Two Russian Tu-160 Blackjack strategic bombers that had left Russia on Oct. 28, have completed a 10,000 miles, 13-hour long range training flight and landed in Venezuela , according to the Russian Defense Ministry .
Talking to RIA Novosti news agency, a Ministry spokesperson said that the two supersonic bombers flew over Eastern Pacific Ocean along the southwest coast of North America, over the Caribbean Sea and landed at the airport in Maiquetía Caracas.
Interestingly, the long-range mission was supported by two Tu- 95 Bear strategic bombers that provided radio communications relay in remote areas along the route.
“All flights of Russian Air Force planes are carried out in strict accordance with international standards for the use of airspace,” the Russian spokesperson said.
This was not the first time two Tu-160s visit Venezuela: a similar deployment took place in Sept. 2008.
Top image: a Tu-160 at MAKS 2007 (Wiki)
H/T to Nicholas Martin for sending the link to the video
I guess the Russians don’t have SATCOM. Of course in wartime, there will be no need for relays, the bomber pilots will open sealed orders and hit their targets. Interestingly, this suggests that a Russian bomber attack can’t be recalled by the Russians if it strikes too far from home?
Nowhere near as capable as the B1B it was to be the answer to and to acquire the range fuel tanks had to be installed in the weapons bay. The Blackjack also has one heck of a radar cross section but does have a top speed around what the B1A had.

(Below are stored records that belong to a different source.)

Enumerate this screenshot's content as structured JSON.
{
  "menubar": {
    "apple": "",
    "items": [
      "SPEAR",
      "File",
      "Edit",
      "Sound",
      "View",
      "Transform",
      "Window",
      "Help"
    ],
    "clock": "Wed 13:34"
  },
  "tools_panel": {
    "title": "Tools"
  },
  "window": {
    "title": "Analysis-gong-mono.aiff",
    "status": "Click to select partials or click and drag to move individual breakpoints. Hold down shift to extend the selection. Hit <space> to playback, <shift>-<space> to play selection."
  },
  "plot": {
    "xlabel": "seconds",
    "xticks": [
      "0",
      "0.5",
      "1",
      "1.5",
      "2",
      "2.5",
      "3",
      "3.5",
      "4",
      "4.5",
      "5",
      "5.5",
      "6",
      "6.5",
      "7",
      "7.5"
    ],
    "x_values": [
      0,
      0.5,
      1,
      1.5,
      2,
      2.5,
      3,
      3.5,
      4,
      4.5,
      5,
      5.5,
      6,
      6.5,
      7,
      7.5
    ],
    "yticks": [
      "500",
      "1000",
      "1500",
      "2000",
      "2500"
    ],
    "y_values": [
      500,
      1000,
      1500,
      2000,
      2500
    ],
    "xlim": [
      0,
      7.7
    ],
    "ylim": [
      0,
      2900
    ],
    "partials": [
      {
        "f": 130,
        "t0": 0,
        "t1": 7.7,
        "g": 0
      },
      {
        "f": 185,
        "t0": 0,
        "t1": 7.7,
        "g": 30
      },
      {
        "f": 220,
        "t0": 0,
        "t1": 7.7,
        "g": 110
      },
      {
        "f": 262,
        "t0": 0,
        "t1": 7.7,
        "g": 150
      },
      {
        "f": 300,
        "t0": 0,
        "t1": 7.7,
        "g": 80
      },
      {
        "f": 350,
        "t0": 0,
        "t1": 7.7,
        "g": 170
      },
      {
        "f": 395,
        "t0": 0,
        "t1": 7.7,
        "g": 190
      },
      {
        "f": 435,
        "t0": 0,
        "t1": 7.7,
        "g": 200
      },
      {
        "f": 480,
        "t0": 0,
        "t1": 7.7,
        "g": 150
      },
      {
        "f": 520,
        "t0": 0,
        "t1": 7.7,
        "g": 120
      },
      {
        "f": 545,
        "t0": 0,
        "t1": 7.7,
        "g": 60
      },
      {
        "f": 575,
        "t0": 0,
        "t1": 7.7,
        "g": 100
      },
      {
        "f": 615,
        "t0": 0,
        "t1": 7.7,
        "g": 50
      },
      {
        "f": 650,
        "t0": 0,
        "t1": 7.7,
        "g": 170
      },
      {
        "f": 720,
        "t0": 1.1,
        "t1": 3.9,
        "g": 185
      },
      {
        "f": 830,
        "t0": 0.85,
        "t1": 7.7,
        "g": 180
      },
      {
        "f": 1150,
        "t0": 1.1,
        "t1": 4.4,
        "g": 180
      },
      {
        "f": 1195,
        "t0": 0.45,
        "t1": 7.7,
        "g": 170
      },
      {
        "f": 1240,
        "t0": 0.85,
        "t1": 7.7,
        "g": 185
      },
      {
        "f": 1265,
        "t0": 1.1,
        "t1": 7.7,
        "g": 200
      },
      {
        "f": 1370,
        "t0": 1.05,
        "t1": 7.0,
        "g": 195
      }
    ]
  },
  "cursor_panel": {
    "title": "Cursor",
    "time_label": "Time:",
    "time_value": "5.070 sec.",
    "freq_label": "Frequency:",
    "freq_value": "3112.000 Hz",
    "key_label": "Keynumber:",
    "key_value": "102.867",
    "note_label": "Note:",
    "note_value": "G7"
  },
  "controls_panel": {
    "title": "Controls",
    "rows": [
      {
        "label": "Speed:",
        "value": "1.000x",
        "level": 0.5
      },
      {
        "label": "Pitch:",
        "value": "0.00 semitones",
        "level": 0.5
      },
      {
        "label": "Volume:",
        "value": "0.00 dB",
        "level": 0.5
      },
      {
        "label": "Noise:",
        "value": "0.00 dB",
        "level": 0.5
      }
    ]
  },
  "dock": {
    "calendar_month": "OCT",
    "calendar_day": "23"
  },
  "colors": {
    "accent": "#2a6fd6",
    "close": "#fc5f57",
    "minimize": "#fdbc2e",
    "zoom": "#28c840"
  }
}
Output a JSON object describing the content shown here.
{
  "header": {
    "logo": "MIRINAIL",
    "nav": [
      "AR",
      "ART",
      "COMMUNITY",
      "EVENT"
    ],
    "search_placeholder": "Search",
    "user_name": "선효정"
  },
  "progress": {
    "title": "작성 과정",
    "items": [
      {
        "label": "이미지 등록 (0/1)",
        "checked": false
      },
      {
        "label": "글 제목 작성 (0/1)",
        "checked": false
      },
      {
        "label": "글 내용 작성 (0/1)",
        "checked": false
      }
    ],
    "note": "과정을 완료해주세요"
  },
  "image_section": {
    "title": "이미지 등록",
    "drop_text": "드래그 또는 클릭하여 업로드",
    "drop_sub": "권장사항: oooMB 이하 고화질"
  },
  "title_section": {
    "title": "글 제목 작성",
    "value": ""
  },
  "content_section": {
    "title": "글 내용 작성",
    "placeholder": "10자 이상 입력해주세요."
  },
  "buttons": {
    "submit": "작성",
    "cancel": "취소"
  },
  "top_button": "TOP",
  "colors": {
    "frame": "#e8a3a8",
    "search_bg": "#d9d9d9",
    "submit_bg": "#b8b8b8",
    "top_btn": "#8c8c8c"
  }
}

A 10,000 mile flight means the bomber can launch on a 5,000 mile radius bombing mission, which puts all of the United States within range. I wonder if this is the messaging behind these deployments.
You do realize that the deployments are pre-announced to the US? Under New START treaty if the deployment lasts 24 hours then the details are shared. The same goes for ballistic missile launches. No side wants a miscalculation or misinterpretation.
;NOTIFICATION OF VISIT OF A HEAVY BOMBER OF A TYPE SUBJECT TO
THE TREATY TO A SPECIFIC LOCATION OR A GEOGRAPHIC REGION WHEN
VISIT EXCEEDS 24 HOURS
2 . REFERENCE ( S ) :
A. HEAVY BOMBER TYPE, CATEGORY (AND VARIANT, IF
B. NUMBER OF HEAVY BOMBERS: XXXX
C . UNIQUE IDENTIFIER (S)
D. DATE AND TIME OF ARRIVAL: DD-MMM-YYYY HH:MM
E. FACILITY AT WHICH BASED: (Name/Coordinates)
F. LOCATION OR GEOGRAPHIC REGION VISITING:
(Name/Coordinates or Geographic Region)
5. END OF ANC(RNC)/SOA YY-XXXX/II’
There seems some confusion over the route you are suggesting in the title?
The Tu-160s didn’t fly across the Pacific but down the usual route off Norway. They were intercepted by Norwegian F-16s from Bodo as they headed into the Atlantic for the Caribbean.
The statement initially said that the aircraft “flew over the Caribbean, the eastern Pacific and along the southwestern coast of the North American continent, and landed at Maiquetia airfield in Venezuela.” If they flew a northern route from Engels the Norwegian F-16s may have escorted them on the initial phase of their eastbound flight.
Very true, David. ItI does seem a strange route, but I suppose stranger things have happened? They were escorted by two Tu-95MS Bear Hs used as radio relay platforms according to the Russian press. The Tu-95MS were active in Morse Code during the period of the flight. Several radio enthusiasts, including myself, were logging some of the Morse comms from the Tu-95s and ground controls. The Tu-95s still use extensive Morse Code – old habits die hard with the Russians.
Just stating some facts. Many of the reports of these type of missions go with hype and are taken completely out of context. It is nothing new that the Tu-160 can cover those distances and mount such missions. It isn’t sending a message to anyone. Simply routine training with an out of area deployment that motivates crews.
‘Tu-160 bombers are back from Latin America
The two Tu-160 bombers that made visits to Venezuela and Nicaragua last week returned to the Engels base in the early morning of November 5, 2013. The bombers took off from the Maiquetia airport in Venezuela and landed in Engels about 15 hours later. During the flight, they conducted refueling over the Norwegian Sea.’